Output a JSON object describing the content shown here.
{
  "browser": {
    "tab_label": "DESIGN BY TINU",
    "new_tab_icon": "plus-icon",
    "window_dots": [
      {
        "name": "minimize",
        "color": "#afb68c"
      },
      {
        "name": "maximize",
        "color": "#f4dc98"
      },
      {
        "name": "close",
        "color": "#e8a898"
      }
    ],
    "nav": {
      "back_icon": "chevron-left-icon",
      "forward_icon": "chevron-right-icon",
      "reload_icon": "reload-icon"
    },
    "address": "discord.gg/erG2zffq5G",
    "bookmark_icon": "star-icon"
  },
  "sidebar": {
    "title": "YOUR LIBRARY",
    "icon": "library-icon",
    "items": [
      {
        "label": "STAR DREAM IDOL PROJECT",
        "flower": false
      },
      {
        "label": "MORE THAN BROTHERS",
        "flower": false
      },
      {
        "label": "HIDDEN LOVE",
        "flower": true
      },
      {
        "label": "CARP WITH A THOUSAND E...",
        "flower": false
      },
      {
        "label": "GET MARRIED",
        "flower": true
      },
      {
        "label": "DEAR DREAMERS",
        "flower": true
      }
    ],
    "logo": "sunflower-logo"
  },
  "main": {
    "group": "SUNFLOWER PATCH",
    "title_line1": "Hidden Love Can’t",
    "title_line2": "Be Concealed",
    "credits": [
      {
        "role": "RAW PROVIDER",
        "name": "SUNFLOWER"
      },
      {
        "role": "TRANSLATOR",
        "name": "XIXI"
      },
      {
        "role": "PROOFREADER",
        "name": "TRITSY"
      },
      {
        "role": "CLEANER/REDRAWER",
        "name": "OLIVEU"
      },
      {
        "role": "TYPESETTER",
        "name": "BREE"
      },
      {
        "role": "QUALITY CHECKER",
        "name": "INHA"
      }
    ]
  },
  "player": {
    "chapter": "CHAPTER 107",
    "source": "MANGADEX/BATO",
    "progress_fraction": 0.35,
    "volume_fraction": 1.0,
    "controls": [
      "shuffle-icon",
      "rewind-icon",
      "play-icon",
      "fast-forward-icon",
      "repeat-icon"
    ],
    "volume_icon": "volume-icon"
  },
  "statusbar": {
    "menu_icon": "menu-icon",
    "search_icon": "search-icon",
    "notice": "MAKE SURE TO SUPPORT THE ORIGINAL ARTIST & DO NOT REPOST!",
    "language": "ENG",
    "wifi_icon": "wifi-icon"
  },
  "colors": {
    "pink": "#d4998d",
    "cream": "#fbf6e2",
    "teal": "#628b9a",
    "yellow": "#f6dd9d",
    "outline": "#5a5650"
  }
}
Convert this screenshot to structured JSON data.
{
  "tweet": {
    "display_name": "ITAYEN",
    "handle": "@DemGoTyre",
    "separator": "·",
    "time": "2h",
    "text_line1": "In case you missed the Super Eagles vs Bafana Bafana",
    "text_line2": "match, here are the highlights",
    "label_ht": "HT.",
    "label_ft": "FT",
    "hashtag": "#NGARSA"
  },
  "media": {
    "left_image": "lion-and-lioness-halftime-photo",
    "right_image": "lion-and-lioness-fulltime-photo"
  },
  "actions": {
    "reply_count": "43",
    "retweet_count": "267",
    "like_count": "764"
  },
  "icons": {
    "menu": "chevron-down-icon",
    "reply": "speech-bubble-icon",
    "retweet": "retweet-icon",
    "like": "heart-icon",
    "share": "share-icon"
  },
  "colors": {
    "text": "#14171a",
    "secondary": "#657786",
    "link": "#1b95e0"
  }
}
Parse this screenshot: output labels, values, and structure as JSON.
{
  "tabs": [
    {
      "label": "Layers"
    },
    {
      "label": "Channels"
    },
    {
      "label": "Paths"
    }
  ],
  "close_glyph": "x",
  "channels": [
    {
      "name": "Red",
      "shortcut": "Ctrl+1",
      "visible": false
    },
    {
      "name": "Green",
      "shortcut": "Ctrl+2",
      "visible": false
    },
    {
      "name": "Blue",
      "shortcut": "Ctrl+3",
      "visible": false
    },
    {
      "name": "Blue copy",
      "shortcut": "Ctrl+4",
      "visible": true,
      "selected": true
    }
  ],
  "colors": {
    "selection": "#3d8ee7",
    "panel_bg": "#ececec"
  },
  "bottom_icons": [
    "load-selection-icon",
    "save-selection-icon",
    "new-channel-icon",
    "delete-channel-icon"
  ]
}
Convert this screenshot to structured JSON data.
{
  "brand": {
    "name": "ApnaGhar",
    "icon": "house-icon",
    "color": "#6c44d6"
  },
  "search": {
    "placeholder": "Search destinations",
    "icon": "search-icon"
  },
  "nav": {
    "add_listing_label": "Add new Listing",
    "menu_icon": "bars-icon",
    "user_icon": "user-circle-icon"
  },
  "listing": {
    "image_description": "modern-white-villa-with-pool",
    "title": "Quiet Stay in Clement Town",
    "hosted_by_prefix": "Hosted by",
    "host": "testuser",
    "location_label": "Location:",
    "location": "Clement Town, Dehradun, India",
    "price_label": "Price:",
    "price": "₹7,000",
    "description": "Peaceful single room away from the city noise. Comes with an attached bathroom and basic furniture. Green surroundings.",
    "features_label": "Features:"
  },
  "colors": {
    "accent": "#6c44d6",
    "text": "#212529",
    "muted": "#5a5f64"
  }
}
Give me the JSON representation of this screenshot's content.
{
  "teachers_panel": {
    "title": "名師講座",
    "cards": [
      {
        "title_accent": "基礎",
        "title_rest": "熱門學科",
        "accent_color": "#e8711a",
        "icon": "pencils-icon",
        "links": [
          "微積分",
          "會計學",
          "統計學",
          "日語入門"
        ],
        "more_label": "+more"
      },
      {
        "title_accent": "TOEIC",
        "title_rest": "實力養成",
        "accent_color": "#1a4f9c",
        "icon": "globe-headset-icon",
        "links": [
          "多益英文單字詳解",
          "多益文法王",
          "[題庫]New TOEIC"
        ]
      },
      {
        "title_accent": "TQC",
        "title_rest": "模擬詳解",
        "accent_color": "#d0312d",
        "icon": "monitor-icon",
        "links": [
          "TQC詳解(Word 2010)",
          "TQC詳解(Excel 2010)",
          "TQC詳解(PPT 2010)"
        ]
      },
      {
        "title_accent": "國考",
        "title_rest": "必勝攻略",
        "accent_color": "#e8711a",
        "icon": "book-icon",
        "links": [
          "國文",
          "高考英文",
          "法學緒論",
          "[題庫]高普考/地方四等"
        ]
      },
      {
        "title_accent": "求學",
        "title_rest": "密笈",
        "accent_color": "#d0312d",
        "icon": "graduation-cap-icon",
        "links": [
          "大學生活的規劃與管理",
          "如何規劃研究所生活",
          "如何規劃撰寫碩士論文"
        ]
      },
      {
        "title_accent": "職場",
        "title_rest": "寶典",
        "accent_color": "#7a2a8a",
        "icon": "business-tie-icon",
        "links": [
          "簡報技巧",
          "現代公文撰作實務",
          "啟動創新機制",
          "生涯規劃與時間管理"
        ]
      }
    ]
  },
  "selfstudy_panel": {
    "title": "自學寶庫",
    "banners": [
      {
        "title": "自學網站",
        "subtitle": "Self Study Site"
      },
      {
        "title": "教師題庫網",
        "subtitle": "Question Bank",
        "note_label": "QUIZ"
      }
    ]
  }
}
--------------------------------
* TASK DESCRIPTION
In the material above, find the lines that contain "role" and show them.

* TASK SOLUTION
        "role": "RAW PROVIDER",
        "role": "TRANSLATOR",
        "role": "PROOFREADER",
        "role": "CLEANER/REDRAWER",
        "role": "TYPESETTER",
        "role": "QUALITY CHECKER",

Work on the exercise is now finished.